Cardiac dyssynchrony can be found in up to 99% of patients suffering from chronic heart failure. MRI VENC (velocity encoded imaging), along with TDI, have been shown to accurately assess myocardial dyssynchrony. Long acquisition times of VENC and a high inter-examiner variability of TDI have prohibited a broad clinical application of these modalities thus far. Recently a new method utilizing feature tracking was introduced which allows to analyze strain, respectively velocities, in standard SSFP cine images.
This study sought to assess the feasibility of evaluating dyssynchrony in standard SSFP cine images with the use of feature tracking analysis.
Velocity encoded MRI was performed in 2 groups, 13 healthy control subjects (group A) and 6 dyssynchronous patients pre- CRT (cardiac resynchronization therapy) (group B). Additionally, high temporal resolution SSFP cine images were acquired. Quantitative analysis of dyssynchrony in VENC encoded MR-images was performed using Segment 1.9 software package (Medviso AB). Venc imaging was performed in the four-chamber orientation. Velocity was encoded with a velocity sensitivity of 20 cm/s. Additionally SSFP-cine images with the same temporal resolution were acquired in the four chamber orientation. Velocity was measured in the basal segments of the lateral free wall and the septum. The analysis of dyssynchrony in SSFP cine-images was performed with 2D CPA MR (TomTec Imaging Systems, Germany).
Intraventricular dyssynchrony was not observed in group A (mean dyssynchrony 12.3 ± 9.6 ms using VENC analysis, mean dyssynchrony 10.6 ± 9.6 ms on feature tracking (p=NS)). Group B displayed a mean intraventricular dyssynchrony of 77.9 ± 29.5ms with VENC analysis, 74.8 ± 26.5ms with feature tracking respectively (p=NS). The feature tracking method reliably discriminated between dyssynchrony and physiologically timed contraction in all cases. A good correlation (Pearson 0,9673 P<0,0001) and agreement (mean difference 2.7 with a 95% CI of -1,7875 to 7,5057) were found between VENC MR imaging and feature tracking.

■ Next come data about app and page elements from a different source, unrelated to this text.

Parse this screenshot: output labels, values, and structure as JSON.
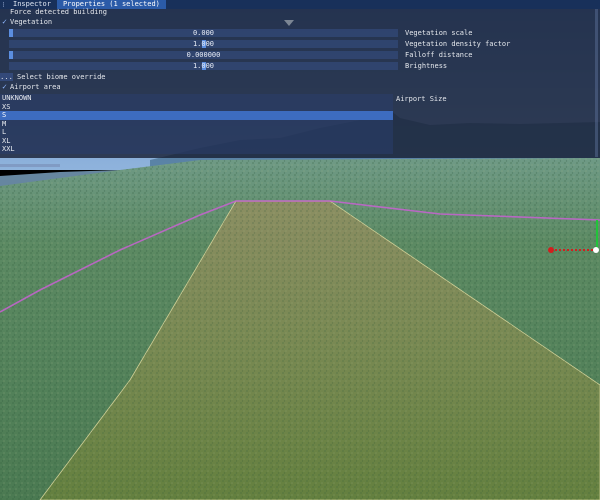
{
  "tabs": [
    {
      "label": "Inspector"
    },
    {
      "label": "Properties (1 selected)"
    }
  ],
  "panel": {
    "force_building_label": "Force detected building",
    "vegetation_label": "Vegetation",
    "vegetation_checked": true,
    "sliders": [
      {
        "value": "0.000",
        "label": "Vegetation scale",
        "fraction": 0.0
      },
      {
        "value": "1.000",
        "label": "Vegetation density factor",
        "fraction": 0.5
      },
      {
        "value": "0.000000",
        "label": "Falloff distance",
        "fraction": 0.0
      },
      {
        "value": "1.000",
        "label": "Brightness",
        "fraction": 0.5
      }
    ],
    "biome_button": "...",
    "biome_label": "Select biome override",
    "airport_label": "Airport area",
    "airport_checked": true,
    "airport_size_label": "Airport Size",
    "airport_sizes": [
      "UNKNOWN",
      "XS",
      "S",
      "M",
      "L",
      "XL",
      "XXL"
    ],
    "airport_size_selected": "S"
  },
  "colors": {
    "tab_active": "#2b5ba8",
    "selection": "#3d6cc0",
    "boundary_line": "#c862d2",
    "gizmo_red": "#d21e1e",
    "gizmo_green": "#21c43a"
  },
  "icons": {
    "check": "checkmark-icon",
    "gizmo": "transform-gizmo-icon"
  }
}
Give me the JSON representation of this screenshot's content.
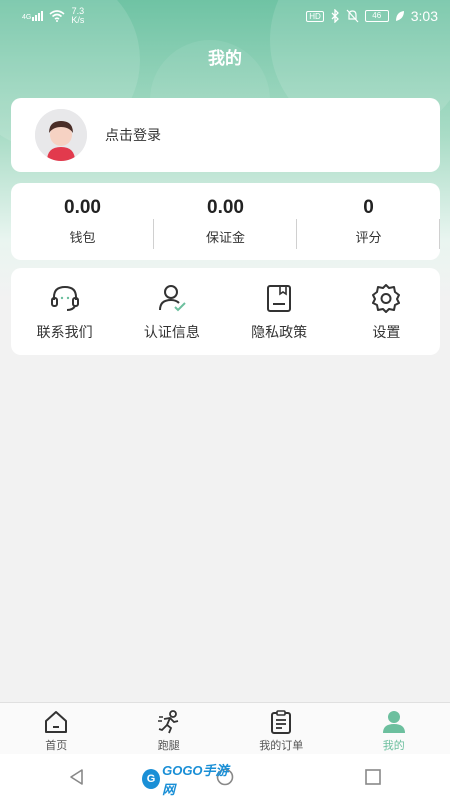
{
  "status_bar": {
    "signal": "4G",
    "net_speed_value": "7.3",
    "net_speed_unit": "K/s",
    "hd_badge": "HD",
    "battery": "46",
    "time": "3:03"
  },
  "header": {
    "title": "我的"
  },
  "login": {
    "label": "点击登录"
  },
  "stats": [
    {
      "value": "0.00",
      "label": "钱包"
    },
    {
      "value": "0.00",
      "label": "保证金"
    },
    {
      "value": "0",
      "label": "评分"
    }
  ],
  "menu": [
    {
      "label": "联系我们",
      "icon": "headset-icon"
    },
    {
      "label": "认证信息",
      "icon": "user-verified-icon"
    },
    {
      "label": "隐私政策",
      "icon": "document-icon"
    },
    {
      "label": "设置",
      "icon": "gear-icon"
    }
  ],
  "tabs": [
    {
      "label": "首页",
      "icon": "home-icon"
    },
    {
      "label": "跑腿",
      "icon": "runner-icon"
    },
    {
      "label": "我的订单",
      "icon": "clipboard-icon"
    },
    {
      "label": "我的",
      "icon": "profile-icon",
      "active": true
    }
  ],
  "watermark": {
    "ball": "G",
    "text": "GOGO手游网"
  },
  "colors": {
    "accent": "#6cbf9e",
    "header": "#6fc3a4"
  }
}
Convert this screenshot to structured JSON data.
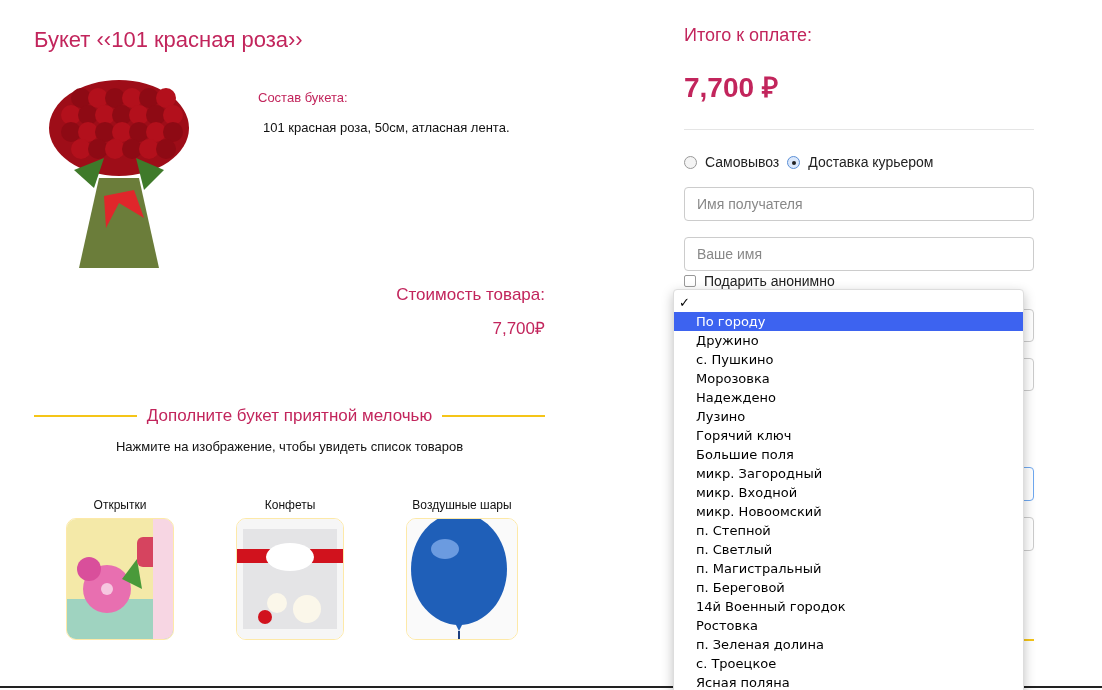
{
  "product": {
    "title": "Букет ‹‹101 красная роза››",
    "composition_label": "Состав букета:",
    "composition": "101 красная роза, 50см, атласная лента.",
    "price_label": "Стоимость товара:",
    "price": "7,700₽"
  },
  "extras": {
    "heading": "Дополните букет приятной мелочью",
    "hint": "Нажмите на изображение, чтобы увидеть список товаров",
    "items": [
      {
        "label": "Открытки",
        "kind": "card"
      },
      {
        "label": "Конфеты",
        "kind": "candy"
      },
      {
        "label": "Воздушные шары",
        "kind": "balloon"
      }
    ]
  },
  "order": {
    "total_label": "Итого к оплате:",
    "total": "7,700 ₽",
    "delivery": [
      {
        "label": "Самовывоз",
        "selected": false
      },
      {
        "label": "Доставка курьером",
        "selected": true
      }
    ],
    "fields": [
      {
        "placeholder": "Имя получателя"
      },
      {
        "placeholder": "Ваше имя"
      }
    ],
    "anonymous": {
      "label": "Подарить анонимно",
      "checked": false
    }
  },
  "menu": {
    "current_mark": "✓",
    "options": [
      {
        "label": "По городу",
        "selected": true
      },
      {
        "label": "Дружино",
        "selected": false
      },
      {
        "label": "с. Пушкино",
        "selected": false
      },
      {
        "label": "Морозовка",
        "selected": false
      },
      {
        "label": "Надеждено",
        "selected": false
      },
      {
        "label": "Лузино",
        "selected": false
      },
      {
        "label": "Горячий ключ",
        "selected": false
      },
      {
        "label": "Большие поля",
        "selected": false
      },
      {
        "label": "микр. Загородный",
        "selected": false
      },
      {
        "label": "микр. Входной",
        "selected": false
      },
      {
        "label": "микр. Новоомский",
        "selected": false
      },
      {
        "label": "п. Степной",
        "selected": false
      },
      {
        "label": "п. Светлый",
        "selected": false
      },
      {
        "label": "п. Магистральный",
        "selected": false
      },
      {
        "label": "п. Береговой",
        "selected": false
      },
      {
        "label": "14й Военный городок",
        "selected": false
      },
      {
        "label": "Ростовка",
        "selected": false
      },
      {
        "label": "п. Зеленая долина",
        "selected": false
      },
      {
        "label": "с. Троецкое",
        "selected": false
      },
      {
        "label": "Ясная поляна",
        "selected": false
      }
    ]
  }
}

Preliminary results suggest that feature tracking analysis of standard SSFP-cine images can yield equivalent information on intraventricular dyssynchrony to VENC imaging. This would permit an assessment of dyssynchrony in a clinical setting without having to acquire time consuming VENC images. Future studies are needed to further validate these findings.

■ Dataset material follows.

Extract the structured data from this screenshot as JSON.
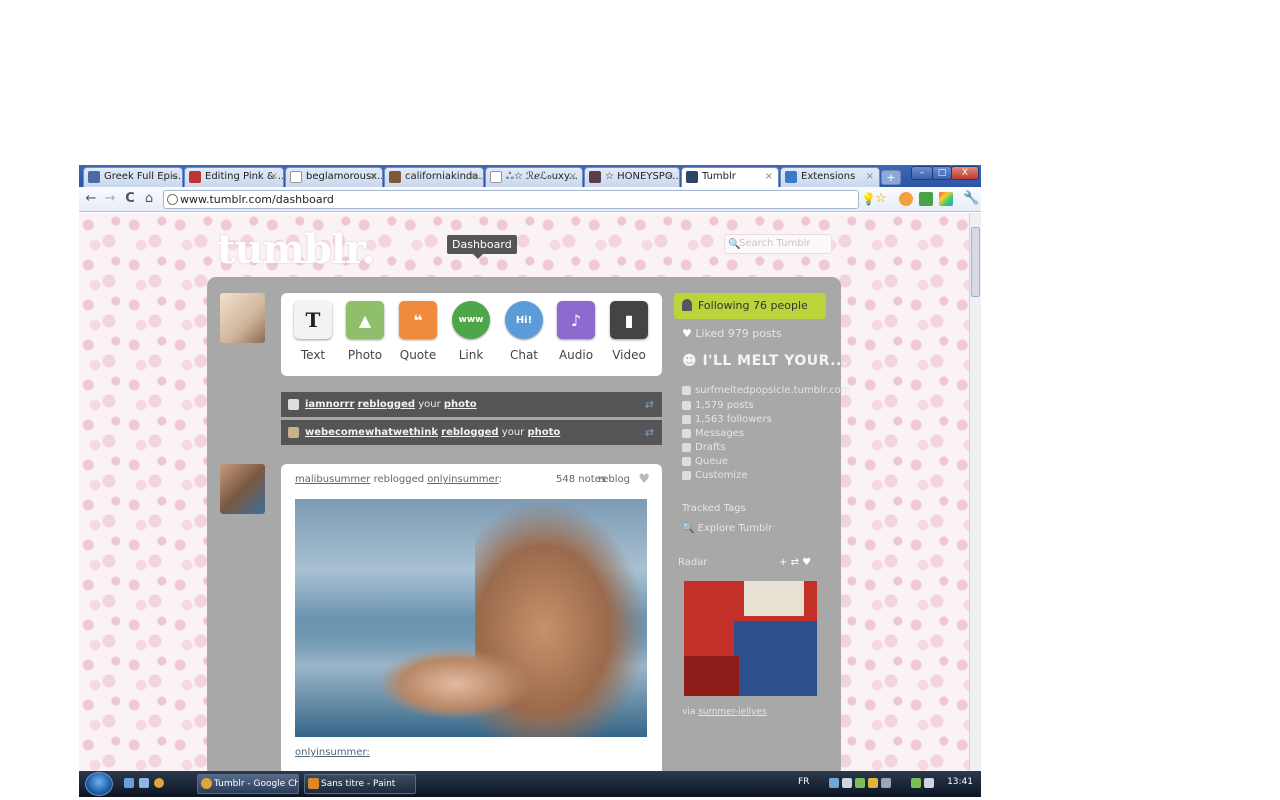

This article is published under license to BioMed Central Ltd. This is an Open Access article distributed under the terms of the Creative Commons Attribution License (http://creativecommons.org/licenses/by/2.0), which permits unrestricted use, distribution, and reproduction in any medium, provided the original work is properly cited.